Beethoven Symphony No 9, ‘Choral’
Introduced on stage by the conductor
Sir Simon Rattle conductor & presenter
Iwona Sobotka soprano
Anna Stéphany mezzo-soprano
Robert Murray tenor
Florian Boesch baritone
London Symphony Chorus
Simon Halsey chorus director
London Symphony Orchestra
Part of the 2019/20 season
Please note that finish times are approximate and subject to change
Sir Simon Rattle conducts Beethoven’s final symphonic epic in this early-evening Half Six Fix concert, introduced on-stage by the conductor.
Beethoven’s Ninth Symphony is the culmination of a life’s work, but it also contests everything he’d written before. Following a furious opening and stirring slow movement, the Ninth’s finale explodes into a remarkable mingling of musical styles, featuring operatic recitative, two fugues and a fantasia with choir and soloists singing the words of Friedrich Schiller’s Ode to Joy.
The Ninth proved a tough act to follow for generations of composers to come, but it’s a piece that burst open the doors on a radical future for the symphony.
This concert is part of Half Six Fix, a different way to experience the LSO, with an introduction to the music from Sir Simon Rattle, and digital programme notes on your phone or device. Grab a drink, take your seat and enjoy the music.
LSO Patrons enjoy exclusive access to a special allocation of premium seats held off sale for LSO concerts at the Barbican.
These can be booked at short notice through a personalised Box Office service, often for sold-out concerts.
Find out more about our Patrons scheme or contact Michael Tivey, Individual Giving Manager on 020 7382 2506.
These concerts start at 6.30pm and last for one hour, without an interval, featuring a short programme of one or two major works, which the conductor will introduce from the stage.

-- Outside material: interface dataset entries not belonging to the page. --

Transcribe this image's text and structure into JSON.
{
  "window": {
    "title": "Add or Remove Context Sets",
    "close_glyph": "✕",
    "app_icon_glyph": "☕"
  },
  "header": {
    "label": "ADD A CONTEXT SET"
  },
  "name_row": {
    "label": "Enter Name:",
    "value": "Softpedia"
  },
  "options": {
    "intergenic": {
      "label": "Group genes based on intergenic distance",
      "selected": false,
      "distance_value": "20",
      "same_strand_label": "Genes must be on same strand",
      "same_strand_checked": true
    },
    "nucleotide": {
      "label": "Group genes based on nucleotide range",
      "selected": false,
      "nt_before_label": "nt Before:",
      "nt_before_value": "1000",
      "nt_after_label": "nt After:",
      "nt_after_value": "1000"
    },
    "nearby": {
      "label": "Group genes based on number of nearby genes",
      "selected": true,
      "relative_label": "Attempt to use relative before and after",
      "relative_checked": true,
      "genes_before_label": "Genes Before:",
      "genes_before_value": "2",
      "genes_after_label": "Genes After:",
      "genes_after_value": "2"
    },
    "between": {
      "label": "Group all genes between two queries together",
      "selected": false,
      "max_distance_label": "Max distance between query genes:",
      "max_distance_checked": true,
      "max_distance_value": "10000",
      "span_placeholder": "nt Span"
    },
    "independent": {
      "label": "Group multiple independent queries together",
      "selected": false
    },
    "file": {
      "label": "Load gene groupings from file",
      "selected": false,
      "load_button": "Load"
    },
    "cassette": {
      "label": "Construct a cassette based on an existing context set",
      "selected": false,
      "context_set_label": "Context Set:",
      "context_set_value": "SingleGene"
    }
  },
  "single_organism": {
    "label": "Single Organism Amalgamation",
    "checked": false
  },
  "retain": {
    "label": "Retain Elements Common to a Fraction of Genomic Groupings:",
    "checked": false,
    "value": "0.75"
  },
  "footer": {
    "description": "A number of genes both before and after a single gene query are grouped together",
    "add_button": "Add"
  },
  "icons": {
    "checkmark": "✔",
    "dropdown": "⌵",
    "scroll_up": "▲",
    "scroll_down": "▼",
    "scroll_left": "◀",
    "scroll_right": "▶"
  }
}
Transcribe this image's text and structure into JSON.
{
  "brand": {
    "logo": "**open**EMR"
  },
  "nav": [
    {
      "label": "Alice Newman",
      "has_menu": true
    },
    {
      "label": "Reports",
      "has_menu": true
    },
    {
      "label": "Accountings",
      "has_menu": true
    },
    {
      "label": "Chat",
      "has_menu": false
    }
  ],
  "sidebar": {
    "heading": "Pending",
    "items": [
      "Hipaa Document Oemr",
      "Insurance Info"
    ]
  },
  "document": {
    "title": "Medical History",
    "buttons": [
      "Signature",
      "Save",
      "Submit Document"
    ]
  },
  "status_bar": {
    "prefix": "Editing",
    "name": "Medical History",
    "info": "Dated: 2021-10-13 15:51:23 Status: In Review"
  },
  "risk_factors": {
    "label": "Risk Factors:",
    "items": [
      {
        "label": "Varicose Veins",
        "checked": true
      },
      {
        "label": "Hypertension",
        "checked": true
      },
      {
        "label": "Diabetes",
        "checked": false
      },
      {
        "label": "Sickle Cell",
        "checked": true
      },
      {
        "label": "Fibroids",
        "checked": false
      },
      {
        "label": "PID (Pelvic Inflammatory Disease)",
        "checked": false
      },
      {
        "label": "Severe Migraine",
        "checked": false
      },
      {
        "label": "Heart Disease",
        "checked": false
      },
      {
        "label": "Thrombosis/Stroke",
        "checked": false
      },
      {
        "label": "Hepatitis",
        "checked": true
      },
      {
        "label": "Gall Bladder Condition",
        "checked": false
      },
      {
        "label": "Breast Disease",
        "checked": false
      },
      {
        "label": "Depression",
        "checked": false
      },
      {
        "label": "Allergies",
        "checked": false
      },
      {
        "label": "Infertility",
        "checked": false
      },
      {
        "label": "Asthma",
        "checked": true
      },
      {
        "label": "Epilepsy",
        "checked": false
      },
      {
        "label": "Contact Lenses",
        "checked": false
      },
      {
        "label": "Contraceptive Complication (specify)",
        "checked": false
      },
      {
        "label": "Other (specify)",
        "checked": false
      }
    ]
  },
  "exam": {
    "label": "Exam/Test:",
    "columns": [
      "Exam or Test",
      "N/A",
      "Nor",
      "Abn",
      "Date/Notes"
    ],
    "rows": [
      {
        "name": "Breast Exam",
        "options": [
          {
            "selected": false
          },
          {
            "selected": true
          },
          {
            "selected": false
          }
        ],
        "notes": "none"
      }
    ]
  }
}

To bring you closer to the action, we’ll have screens to showcase the performers and programme notes available electronically on your Android or iPhone device. You can also enjoy the music with a drink in your seat.
Part of Beethoven 250 at the Barbican